• **What is expected**
Your answer should be each line of the entries that contains the word "true", copied in full.

• **Material for this task**

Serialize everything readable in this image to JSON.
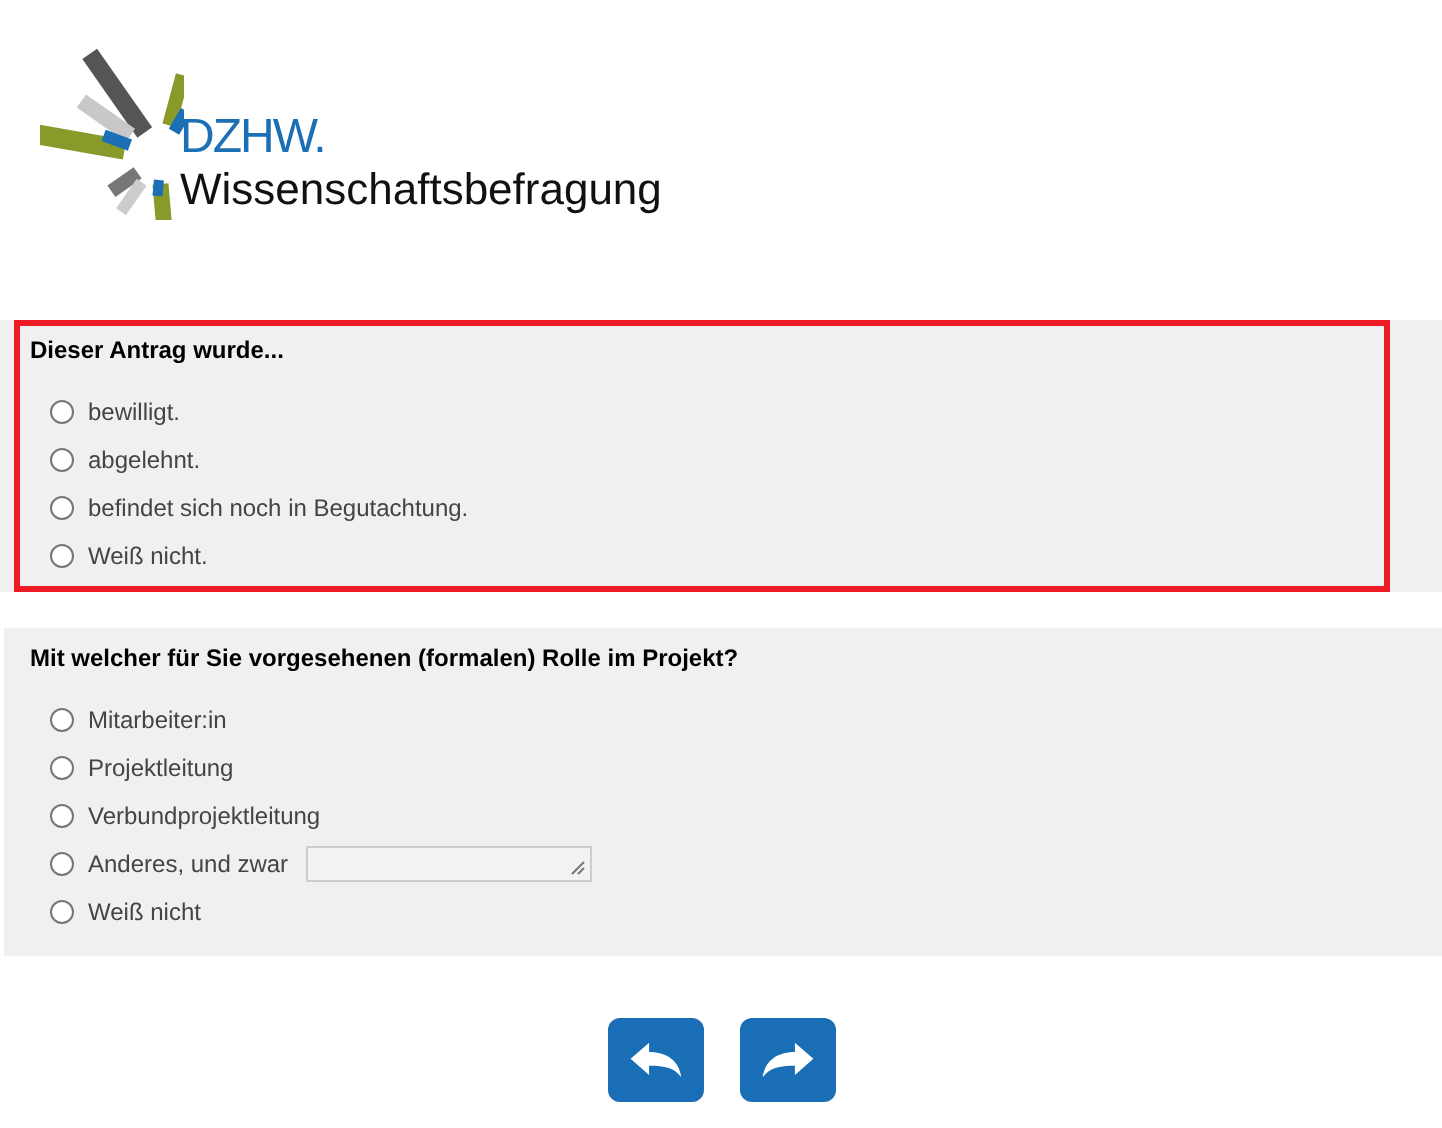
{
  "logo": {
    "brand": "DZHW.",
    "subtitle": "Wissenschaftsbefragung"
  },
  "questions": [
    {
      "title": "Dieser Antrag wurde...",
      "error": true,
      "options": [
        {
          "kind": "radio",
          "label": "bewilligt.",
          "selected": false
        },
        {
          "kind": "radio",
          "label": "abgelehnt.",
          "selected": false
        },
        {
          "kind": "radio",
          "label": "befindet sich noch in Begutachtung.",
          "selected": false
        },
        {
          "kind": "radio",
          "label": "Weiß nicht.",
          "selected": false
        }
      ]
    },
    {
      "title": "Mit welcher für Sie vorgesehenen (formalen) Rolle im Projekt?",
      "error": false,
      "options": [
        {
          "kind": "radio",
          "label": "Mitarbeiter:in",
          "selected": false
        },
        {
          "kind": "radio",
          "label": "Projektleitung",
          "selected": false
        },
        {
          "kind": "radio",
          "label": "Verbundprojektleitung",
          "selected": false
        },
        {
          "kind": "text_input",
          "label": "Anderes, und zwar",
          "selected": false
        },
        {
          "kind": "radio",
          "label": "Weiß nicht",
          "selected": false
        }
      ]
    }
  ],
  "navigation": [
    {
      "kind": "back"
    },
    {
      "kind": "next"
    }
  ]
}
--
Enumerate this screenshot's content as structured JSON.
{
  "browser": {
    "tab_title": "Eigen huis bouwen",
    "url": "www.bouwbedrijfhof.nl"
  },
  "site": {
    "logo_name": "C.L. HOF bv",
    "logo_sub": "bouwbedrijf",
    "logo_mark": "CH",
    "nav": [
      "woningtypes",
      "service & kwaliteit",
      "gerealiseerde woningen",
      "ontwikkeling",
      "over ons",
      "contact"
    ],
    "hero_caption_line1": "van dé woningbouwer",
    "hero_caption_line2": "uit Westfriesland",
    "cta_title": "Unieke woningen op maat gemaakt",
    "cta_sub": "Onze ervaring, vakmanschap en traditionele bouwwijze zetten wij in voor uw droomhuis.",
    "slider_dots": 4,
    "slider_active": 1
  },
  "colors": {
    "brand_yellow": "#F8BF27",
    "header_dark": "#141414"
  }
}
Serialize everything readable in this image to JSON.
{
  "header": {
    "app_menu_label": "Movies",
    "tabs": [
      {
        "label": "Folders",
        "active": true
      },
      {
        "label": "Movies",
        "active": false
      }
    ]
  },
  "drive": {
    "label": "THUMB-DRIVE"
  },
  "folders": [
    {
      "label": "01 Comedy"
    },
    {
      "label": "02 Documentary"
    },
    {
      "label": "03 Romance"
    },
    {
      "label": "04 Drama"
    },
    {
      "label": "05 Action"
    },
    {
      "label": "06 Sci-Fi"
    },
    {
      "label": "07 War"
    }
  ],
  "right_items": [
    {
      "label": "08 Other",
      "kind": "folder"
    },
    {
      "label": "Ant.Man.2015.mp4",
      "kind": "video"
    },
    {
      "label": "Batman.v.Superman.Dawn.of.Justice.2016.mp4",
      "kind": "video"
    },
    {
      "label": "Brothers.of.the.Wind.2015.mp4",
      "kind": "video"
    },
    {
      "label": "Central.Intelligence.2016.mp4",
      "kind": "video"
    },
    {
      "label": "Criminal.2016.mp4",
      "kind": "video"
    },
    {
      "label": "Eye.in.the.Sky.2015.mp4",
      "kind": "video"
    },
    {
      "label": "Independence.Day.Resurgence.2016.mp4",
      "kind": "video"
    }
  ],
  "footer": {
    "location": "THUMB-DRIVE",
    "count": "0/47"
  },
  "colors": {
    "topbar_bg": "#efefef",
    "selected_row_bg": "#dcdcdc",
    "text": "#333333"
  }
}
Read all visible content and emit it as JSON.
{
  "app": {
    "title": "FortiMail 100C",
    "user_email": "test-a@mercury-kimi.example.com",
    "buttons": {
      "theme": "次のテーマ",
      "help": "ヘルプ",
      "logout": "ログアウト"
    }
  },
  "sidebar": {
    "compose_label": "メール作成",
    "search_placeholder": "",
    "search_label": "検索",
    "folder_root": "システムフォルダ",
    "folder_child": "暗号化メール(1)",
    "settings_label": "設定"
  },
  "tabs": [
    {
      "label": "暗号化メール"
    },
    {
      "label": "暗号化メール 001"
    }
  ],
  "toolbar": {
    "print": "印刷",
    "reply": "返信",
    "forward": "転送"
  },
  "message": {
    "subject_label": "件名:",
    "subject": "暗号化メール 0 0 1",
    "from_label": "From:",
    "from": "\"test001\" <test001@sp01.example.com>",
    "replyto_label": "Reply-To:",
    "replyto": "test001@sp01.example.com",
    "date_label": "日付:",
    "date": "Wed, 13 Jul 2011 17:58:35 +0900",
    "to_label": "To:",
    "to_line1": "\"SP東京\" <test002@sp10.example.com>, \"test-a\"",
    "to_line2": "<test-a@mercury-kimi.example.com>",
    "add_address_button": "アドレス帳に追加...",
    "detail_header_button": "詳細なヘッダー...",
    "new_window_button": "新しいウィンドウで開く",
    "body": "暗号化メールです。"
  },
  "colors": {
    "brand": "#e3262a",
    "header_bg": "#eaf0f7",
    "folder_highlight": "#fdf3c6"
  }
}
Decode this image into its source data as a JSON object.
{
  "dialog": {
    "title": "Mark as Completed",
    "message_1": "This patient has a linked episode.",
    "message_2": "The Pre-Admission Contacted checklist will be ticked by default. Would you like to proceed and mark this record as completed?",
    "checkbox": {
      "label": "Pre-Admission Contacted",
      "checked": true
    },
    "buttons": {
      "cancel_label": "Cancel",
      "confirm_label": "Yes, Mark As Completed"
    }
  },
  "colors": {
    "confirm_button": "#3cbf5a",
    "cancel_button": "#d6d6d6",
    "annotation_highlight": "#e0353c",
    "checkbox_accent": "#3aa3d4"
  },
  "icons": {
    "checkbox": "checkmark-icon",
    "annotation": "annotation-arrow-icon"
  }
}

• **Exercise solution**
      "error": true,
        "active": true
      "checked": true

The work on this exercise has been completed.